ROC organization comes to council for $100,000 of support for upcoming year

(Centre) ROC Program Coordinator Sydney Kerr and some Camp ROC participants take a break from creating beaded necklaces at Benson Park in 2018. (Jason Parks/Gazette Staff)




Further discussion was expected to take place during Council’s Dec. 10 budget meeting regarding the ask for $100,000 to support the PEC youth centre its operations, programs and services for 2021.

Alison Kelly, Administrative and Communications Officer for the ROC, provided an annual overview to Council as the ROC (Rural Outreach Centre) celebrates its 20th year of serving youth in Prince Edward County.

“Our mission remains the same to provide opportunities, mentorship and programs that foster strong, personal and social development for all youth in Prince Edward County,” Kelly explained. “This past year, ROC registered 400 youth members, which is an increase of 30 per cent from the previous year.”

During the COVID-19 pandemic, 100 new members registered for services as a result of the Neighbourhood Outreach Response project. The ROC recorded over 9,600 youth visits to the centre between September 2019 and December 2020. ROC also saw a record year providing 620 free cab rides home for youth across the County from Consecon to Long Point, she said. Of the 12 programs offered, three new programs were introduced and had high success rates during the pandemic, Kelly continued.

Six community youth have accessed the Youth Justice Service, which was launched to assist youth who are in trouble with the law, she explained, from supervising court mandated volunteer hours and navigating their probation, to supporting youth and their families through the court process. The same number of youth registered in the Youth Support Navigation service, which provides one-on-one support for youth who are physically not in school – whether they are in home school, virtual school or have dropped out, Kelly went on. Since September, ROC staff have worked with 6 youth to re-enroll in school.

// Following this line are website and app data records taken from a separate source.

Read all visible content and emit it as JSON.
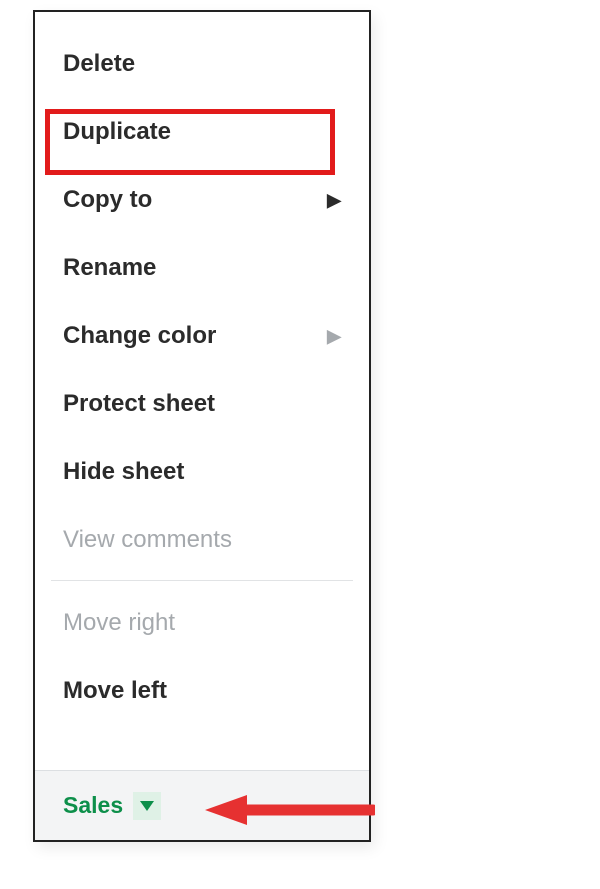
{
  "menu": {
    "items": [
      {
        "label": "Delete",
        "has_submenu": false,
        "disabled": false
      },
      {
        "label": "Duplicate",
        "has_submenu": false,
        "disabled": false,
        "highlighted": true
      },
      {
        "label": "Copy to",
        "has_submenu": true,
        "submenu_dark": true,
        "disabled": false
      },
      {
        "label": "Rename",
        "has_submenu": false,
        "disabled": false
      },
      {
        "label": "Change color",
        "has_submenu": true,
        "submenu_dark": false,
        "disabled": false
      },
      {
        "label": "Protect sheet",
        "has_submenu": false,
        "disabled": false
      },
      {
        "label": "Hide sheet",
        "has_submenu": false,
        "disabled": false
      },
      {
        "label": "View comments",
        "has_submenu": false,
        "disabled": true
      },
      {
        "label": "Move right",
        "has_submenu": false,
        "disabled": true
      },
      {
        "label": "Move left",
        "has_submenu": false,
        "disabled": false
      }
    ]
  },
  "sheet_tab": {
    "label": "Sales"
  },
  "annotation": {
    "highlight_color": "#e21b1b",
    "arrow_color": "#e63131"
  }
}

“As the organization grows and responds to community needs,” she said, “the focus is clear: long-lasting, supportive relationship help transition youth to successful adulthood and a meaningful future that they have chosen.” During COVID-19, ROC staff have seen an increase in youth reported challenges, she noted, including difficulties with academics, conflict with the law, self-harm behaviour, suicidal thoughts, sexual health, family conflict, mental health, abuse in the home, substance abuse, experiencing homelessness and food insecurity. Despite these challenges, 30 members graduated from high school in June. The County Care Kits program, which ran January to April, expanded in response to the COVID-19 pandemic.

From May to December, the Neighbourhood Outreach Response program allowed youth and ROC staff to deliver over 1,250 food and hygiene kits across the County, over 900 frozen meals as well as laptops, cell phones, art and education supplies to youth. ROC staff will be sending the projected 2021 revenue and budget expectations for the youth centre to staff for further discussion.